A couple of weeks ago I wrote about all the products I need to complete and get to my new publisher, Aberdeen Bay so my novel, Papa's Shoes can be published. And I'm definitely closing in on it. The list included the following: 1. Author photo 2. Author bio 3. Cover art 4. Reviews for back cover 5. Book synopsis (short and long version) 6. Dedication 7. Acknowledgement 8. Book cover and synopsis for your previously published books And as of today I've finished all but two - the cover art and all the reviews for the back cover.   I've found several photos that I think could work for the cover but I don't know their source for getting permission to use them. To combat that problem I'm going to meet  with an artist friend of mine and maybe she can reinvent one of these photos so I don't have to worry about getting permission at all. I'm very excited to work with her because I love her very creative and unique work.   Here's one of the … [Read more...]

A must-read young adult book

Politics are pretty much at the forefront of my life right now. I eat a regular diet of the news every day though I take in much more than I should. With that in mind,  Micheal D. French's new young adult book, The Beginner's Guide to Winning an Election, is just up my alley. I also find the book a great learning vehicle for young folks who are and/or want to get involved in politics. As we saw from our recent mid-term elections, more young people than ever are participating in politics in a very smart way. Don't you love the cover? I do. Here's my review. Review of The Beginner’s Guide to Winning an Election by Madeline Sharples Brit Kitridge was definitely a beginner when she decided to enter a high school election as a candidate for student body president. But she is smart and learns very quickly – especially about her major opponent, Matthew’s ties to money and other political shenanigans that he and his team use to ruin her reputation and try to get her to bow out. She do … [Read more...]

Ojai love

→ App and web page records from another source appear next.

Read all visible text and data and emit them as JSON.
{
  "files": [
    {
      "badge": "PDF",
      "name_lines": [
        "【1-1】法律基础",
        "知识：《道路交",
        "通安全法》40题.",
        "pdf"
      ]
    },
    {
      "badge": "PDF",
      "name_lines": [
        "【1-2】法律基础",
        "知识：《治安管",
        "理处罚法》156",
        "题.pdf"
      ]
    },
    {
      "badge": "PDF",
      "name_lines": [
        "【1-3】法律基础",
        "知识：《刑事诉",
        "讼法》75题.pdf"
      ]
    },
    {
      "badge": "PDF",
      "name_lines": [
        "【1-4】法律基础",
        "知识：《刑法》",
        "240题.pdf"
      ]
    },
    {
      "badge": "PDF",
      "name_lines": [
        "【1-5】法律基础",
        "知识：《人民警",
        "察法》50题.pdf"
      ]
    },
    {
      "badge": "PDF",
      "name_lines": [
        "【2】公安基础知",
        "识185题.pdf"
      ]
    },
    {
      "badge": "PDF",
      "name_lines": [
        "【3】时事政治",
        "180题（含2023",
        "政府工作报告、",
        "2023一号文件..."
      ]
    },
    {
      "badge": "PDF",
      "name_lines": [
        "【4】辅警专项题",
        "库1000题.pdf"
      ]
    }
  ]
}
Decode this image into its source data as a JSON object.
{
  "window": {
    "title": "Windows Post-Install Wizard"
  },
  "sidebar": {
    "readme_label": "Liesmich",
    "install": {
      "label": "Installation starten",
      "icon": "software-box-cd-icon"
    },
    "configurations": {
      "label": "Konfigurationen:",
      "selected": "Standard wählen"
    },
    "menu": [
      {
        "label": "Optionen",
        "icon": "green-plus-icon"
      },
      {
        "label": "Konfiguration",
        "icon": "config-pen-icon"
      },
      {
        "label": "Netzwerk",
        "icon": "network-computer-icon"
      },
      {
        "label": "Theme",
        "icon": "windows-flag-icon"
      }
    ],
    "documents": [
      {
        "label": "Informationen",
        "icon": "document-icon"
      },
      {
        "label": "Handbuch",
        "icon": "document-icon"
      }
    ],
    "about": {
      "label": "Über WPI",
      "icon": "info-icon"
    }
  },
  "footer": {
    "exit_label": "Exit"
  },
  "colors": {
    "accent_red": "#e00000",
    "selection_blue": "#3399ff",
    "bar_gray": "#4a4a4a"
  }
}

We spent this last weekend with our friends in Ojai. She and I met way back in 1961 when I first moved to Los Angeles. Ironically we were introduced by my ex-husband and his family. Though my first marriage broke apart, our friendship has lived on with increasing love all these years. I always say she was my first friend in LA. We drove up during the rain on Saturday and I was overwhelmed by the brilliant shades of greens in the landscape around us. Usually the land is dry and brown. But not this year because of all the rain we've had. We spent our time together eating and talking and talking and eating, walking around downtown Ojai, shopping for orchids at the Farmers' Market, and finally hugging and kissing goodbye Sunday afternoon. We are so fortunate to have long-time friends who we stay in touch with and who we have loved all these years. I also took a four-mile walk on Sunday morning on my own. You know me by now. I find a way to exercise every chance I get. Here are a … [Read more...]